Excerpts from an interface dataset
——
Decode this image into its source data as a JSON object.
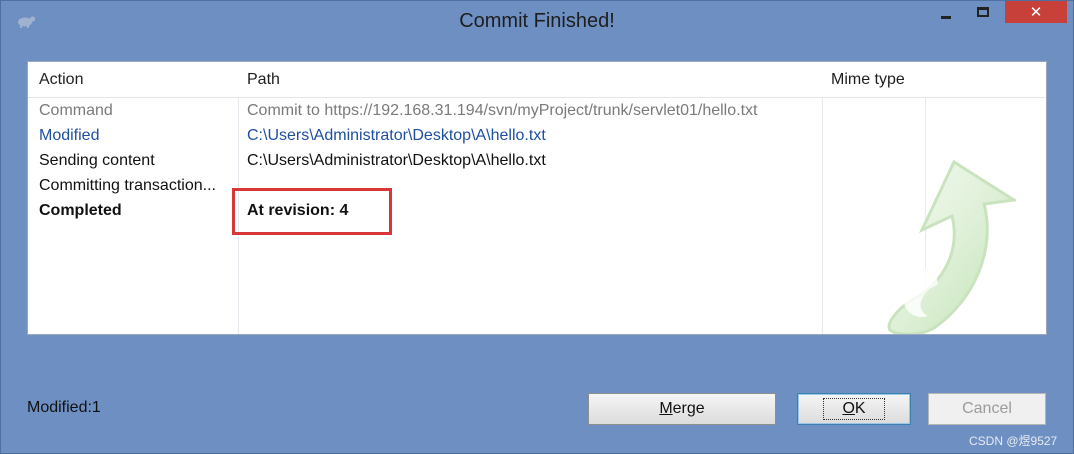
{
  "window": {
    "title": "Commit Finished!",
    "close_icon": "close-icon",
    "app_icon": "tortoise-svn-icon"
  },
  "list": {
    "columns": [
      "Action",
      "Path",
      "Mime type"
    ],
    "rows": [
      {
        "action": "Command",
        "path": "Commit to https://192.168.31.194/svn/myProject/trunk/servlet01/hello.txt",
        "style": "gray"
      },
      {
        "action": "Modified",
        "path": "C:\\Users\\Administrator\\Desktop\\A\\hello.txt",
        "style": "blue"
      },
      {
        "action": "Sending content",
        "path": "C:\\Users\\Administrator\\Desktop\\A\\hello.txt",
        "style": "black"
      },
      {
        "action": "Committing transaction...",
        "path": "",
        "style": "black"
      },
      {
        "action": "Completed",
        "path": "At revision: 4",
        "style": "bold"
      }
    ]
  },
  "status": {
    "text": "Modified:1"
  },
  "buttons": {
    "merge_prefix": "M",
    "merge_rest": "erge",
    "ok_prefix": "O",
    "ok_rest": "K",
    "cancel": "Cancel"
  },
  "colors": {
    "highlight": "#d9363a",
    "link_blue": "#1f4fa0",
    "background": "#6e8fc2"
  },
  "watermark": "CSDN @煜9527"
}
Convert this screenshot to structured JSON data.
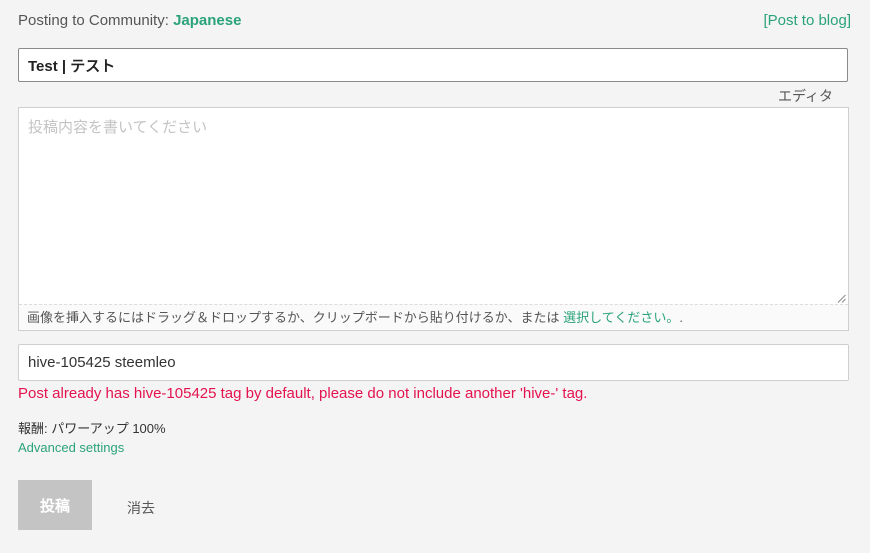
{
  "header": {
    "posting_label": "Posting to Community: ",
    "community_name": "Japanese",
    "post_to_blog": "[Post to blog]"
  },
  "title_field": {
    "value": "Test | テスト"
  },
  "editor_toggle": "エディタ",
  "body_field": {
    "value": "",
    "placeholder": "投稿内容を書いてください"
  },
  "dropzone": {
    "text": "画像を挿入するにはドラッグ＆ドロップするか、クリップボードから貼り付けるか、または ",
    "select_link": "選択してください。",
    "suffix": "."
  },
  "tags_field": {
    "value": "hive-105425 steemleo"
  },
  "tag_error": "Post already has hive-105425 tag by default, please do not include another 'hive-' tag.",
  "rewards": {
    "label": "報酬: ",
    "value": "パワーアップ 100%"
  },
  "advanced_settings": "Advanced settings",
  "actions": {
    "submit": "投稿",
    "clear": "消去"
  },
  "colors": {
    "accent": "#2ba37a",
    "error": "#e4134f",
    "disabled_button": "#c4c4c4",
    "background": "#f4f4f4"
  }
}
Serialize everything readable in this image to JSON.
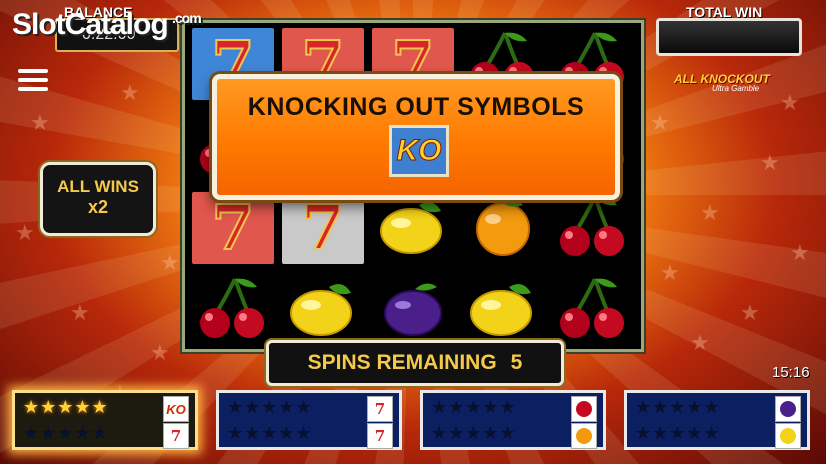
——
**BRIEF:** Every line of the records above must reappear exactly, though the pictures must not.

**EXERCISE OUTPUT:**
Decode this image into its source data as a JSON object.
{
  "window": {
    "title": "Commit Finished!",
    "close_icon": "close-icon",
    "app_icon": "tortoise-svn-icon"
  },
  "list": {
    "columns": [
      "Action",
      "Path",
      "Mime type"
    ],
    "rows": [
      {
        "action": "Command",
        "path": "Commit to https://192.168.31.194/svn/myProject/trunk/servlet01/hello.txt",
        "style": "gray"
      },
      {
        "action": "Modified",
        "path": "C:\\Users\\Administrator\\Desktop\\A\\hello.txt",
        "style": "blue"
      },
      {
        "action": "Sending content",
        "path": "C:\\Users\\Administrator\\Desktop\\A\\hello.txt",
        "style": "black"
      },
      {
        "action": "Committing transaction...",
        "path": "",
        "style": "black"
      },
      {
        "action": "Completed",
        "path": "At revision: 4",
        "style": "bold"
      }
    ]
  },
  "status": {
    "text": "Modified:1"
  },
  "buttons": {
    "merge_prefix": "M",
    "merge_rest": "erge",
    "ok_prefix": "O",
    "ok_rest": "K",
    "cancel": "Cancel"
  },
  "colors": {
    "highlight": "#d9363a",
    "link_blue": "#1f4fa0",
    "background": "#6e8fc2"
  },
  "watermark": "CSDN @煜9527"
}
Convert this screenshot to structured JSON data.
{
  "header": {
    "posting_label": "Posting to Community: ",
    "community_name": "Japanese",
    "post_to_blog": "[Post to blog]"
  },
  "title_field": {
    "value": "Test | テスト"
  },
  "editor_toggle": "エディタ",
  "body_field": {
    "value": "",
    "placeholder": "投稿内容を書いてください"
  },
  "dropzone": {
    "text": "画像を挿入するにはドラッグ＆ドロップするか、クリップボードから貼り付けるか、または ",
    "select_link": "選択してください。",
    "suffix": "."
  },
  "tags_field": {
    "value": "hive-105425 steemleo"
  },
  "tag_error": "Post already has hive-105425 tag by default, please do not include another 'hive-' tag.",
  "rewards": {
    "label": "報酬: ",
    "value": "パワーアップ 100%"
  },
  "advanced_settings": "Advanced settings",
  "actions": {
    "submit": "投稿",
    "clear": "消去"
  },
  "colors": {
    "accent": "#2ba37a",
    "error": "#e4134f",
    "disabled_button": "#c4c4c4",
    "background": "#f4f4f4"
  }
}
Serialize everything readable in this image to JSON.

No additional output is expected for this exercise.